### DATA UNDER STUDY
Content starts

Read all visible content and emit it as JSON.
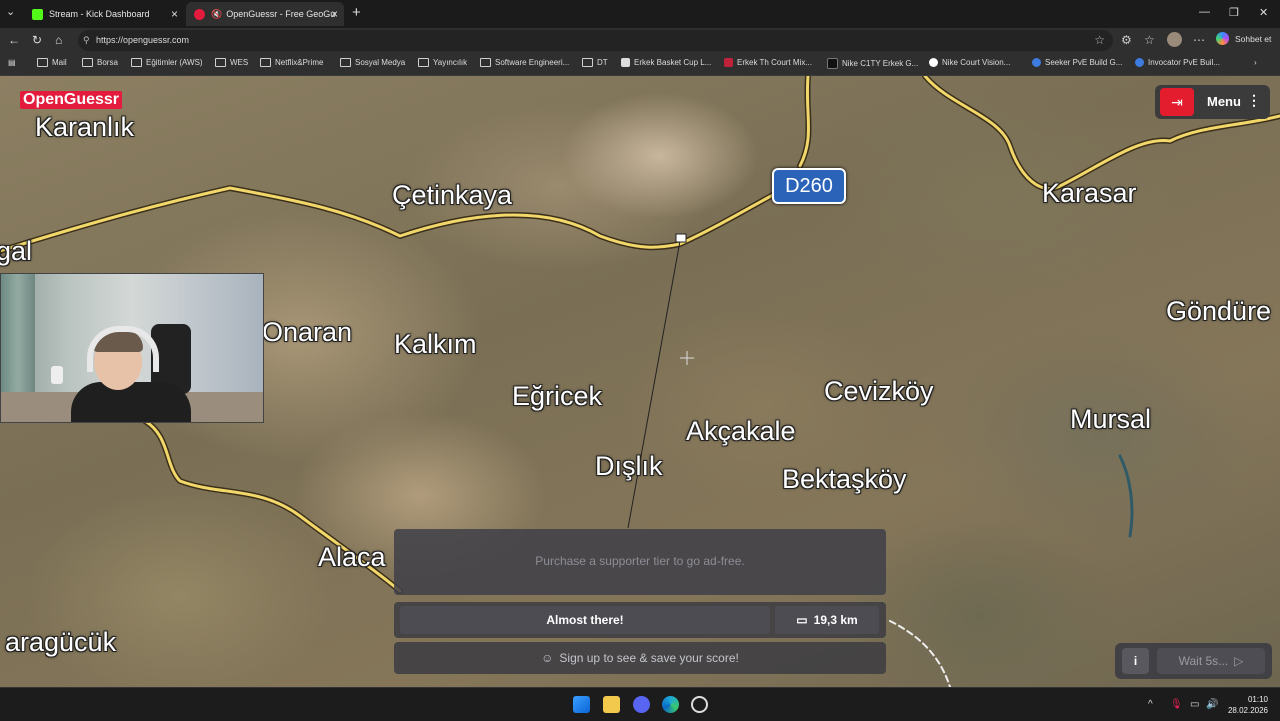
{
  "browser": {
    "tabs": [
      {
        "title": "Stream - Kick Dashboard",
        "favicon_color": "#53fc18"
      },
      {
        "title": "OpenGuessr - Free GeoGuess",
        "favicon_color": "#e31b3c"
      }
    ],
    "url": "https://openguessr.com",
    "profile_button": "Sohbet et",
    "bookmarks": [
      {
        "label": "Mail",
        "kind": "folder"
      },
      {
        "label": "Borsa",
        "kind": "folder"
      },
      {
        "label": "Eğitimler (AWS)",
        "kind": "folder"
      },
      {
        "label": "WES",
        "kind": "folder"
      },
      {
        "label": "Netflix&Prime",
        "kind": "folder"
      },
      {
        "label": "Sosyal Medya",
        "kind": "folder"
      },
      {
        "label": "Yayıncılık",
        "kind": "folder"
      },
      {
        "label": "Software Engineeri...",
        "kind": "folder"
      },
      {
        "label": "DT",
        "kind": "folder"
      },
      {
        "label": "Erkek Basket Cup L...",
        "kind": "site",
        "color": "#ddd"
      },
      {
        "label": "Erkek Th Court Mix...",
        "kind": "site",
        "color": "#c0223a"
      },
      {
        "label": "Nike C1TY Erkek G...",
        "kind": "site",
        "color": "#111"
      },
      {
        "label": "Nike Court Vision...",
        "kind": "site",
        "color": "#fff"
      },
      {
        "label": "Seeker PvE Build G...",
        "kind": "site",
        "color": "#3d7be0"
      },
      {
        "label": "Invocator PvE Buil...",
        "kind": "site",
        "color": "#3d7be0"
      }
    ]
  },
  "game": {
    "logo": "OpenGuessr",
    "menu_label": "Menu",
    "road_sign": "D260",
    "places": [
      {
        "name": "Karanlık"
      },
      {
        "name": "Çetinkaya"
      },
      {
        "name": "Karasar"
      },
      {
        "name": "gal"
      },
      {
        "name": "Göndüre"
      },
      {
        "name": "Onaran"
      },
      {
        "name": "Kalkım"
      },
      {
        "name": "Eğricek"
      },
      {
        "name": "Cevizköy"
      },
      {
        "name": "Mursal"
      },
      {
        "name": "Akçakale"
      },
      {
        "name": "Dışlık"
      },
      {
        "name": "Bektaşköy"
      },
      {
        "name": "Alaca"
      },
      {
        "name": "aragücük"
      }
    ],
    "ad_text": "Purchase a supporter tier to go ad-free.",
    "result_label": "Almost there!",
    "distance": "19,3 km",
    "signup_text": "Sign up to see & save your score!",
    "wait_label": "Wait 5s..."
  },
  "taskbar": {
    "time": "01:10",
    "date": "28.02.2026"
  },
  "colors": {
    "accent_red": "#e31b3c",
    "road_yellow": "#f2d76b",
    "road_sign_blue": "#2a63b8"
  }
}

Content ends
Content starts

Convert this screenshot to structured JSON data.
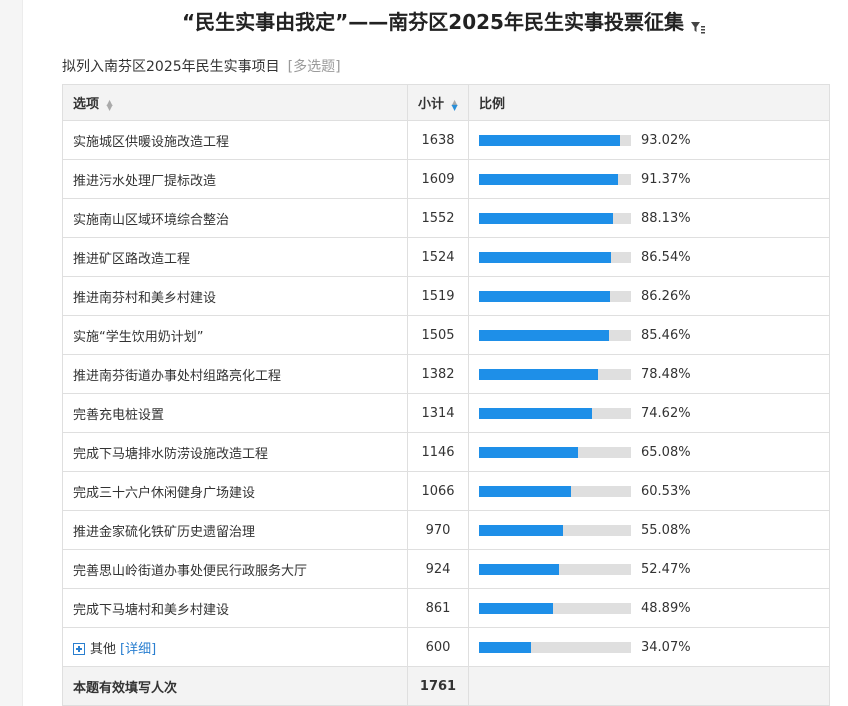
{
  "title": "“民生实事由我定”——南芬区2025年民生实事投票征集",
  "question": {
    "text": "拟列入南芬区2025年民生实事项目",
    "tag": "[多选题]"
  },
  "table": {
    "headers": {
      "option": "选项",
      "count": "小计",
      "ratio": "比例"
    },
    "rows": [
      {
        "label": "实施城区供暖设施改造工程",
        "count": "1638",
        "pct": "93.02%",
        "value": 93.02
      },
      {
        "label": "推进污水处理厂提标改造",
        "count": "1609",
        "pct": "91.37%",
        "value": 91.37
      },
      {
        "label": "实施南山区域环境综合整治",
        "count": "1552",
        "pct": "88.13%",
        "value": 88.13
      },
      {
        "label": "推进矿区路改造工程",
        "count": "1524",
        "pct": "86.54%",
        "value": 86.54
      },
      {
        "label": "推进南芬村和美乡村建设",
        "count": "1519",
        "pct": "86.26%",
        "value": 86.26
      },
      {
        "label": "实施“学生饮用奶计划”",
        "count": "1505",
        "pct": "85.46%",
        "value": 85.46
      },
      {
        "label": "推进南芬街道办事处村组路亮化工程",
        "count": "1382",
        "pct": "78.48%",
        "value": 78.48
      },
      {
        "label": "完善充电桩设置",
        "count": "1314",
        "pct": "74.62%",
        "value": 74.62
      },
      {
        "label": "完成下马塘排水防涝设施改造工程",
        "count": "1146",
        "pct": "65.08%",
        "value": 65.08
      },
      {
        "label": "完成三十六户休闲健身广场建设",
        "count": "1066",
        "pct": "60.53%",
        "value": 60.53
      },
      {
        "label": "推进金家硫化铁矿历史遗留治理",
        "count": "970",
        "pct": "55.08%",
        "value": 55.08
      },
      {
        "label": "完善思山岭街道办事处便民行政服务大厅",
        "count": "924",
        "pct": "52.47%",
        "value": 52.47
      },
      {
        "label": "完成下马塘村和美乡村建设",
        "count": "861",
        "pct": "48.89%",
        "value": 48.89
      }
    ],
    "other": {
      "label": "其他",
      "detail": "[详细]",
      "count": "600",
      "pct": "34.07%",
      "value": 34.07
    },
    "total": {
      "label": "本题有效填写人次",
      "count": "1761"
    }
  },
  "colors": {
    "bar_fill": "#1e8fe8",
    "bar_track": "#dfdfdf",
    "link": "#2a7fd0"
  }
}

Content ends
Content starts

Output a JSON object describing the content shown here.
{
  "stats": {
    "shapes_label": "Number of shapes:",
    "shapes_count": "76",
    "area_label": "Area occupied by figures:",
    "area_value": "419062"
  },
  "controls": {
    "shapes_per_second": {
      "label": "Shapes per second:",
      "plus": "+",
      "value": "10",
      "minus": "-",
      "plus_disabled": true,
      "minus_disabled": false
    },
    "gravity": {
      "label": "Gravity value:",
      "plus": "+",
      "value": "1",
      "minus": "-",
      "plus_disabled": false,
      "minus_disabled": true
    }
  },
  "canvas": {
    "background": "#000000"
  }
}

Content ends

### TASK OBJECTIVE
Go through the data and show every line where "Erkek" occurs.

### RESULT FOR THIS EXERCISE
        "label": "Erkek Basket Cup L...",
        "label": "Erkek Th Court Mix...",
        "label": "Nike C1TY Erkek G...",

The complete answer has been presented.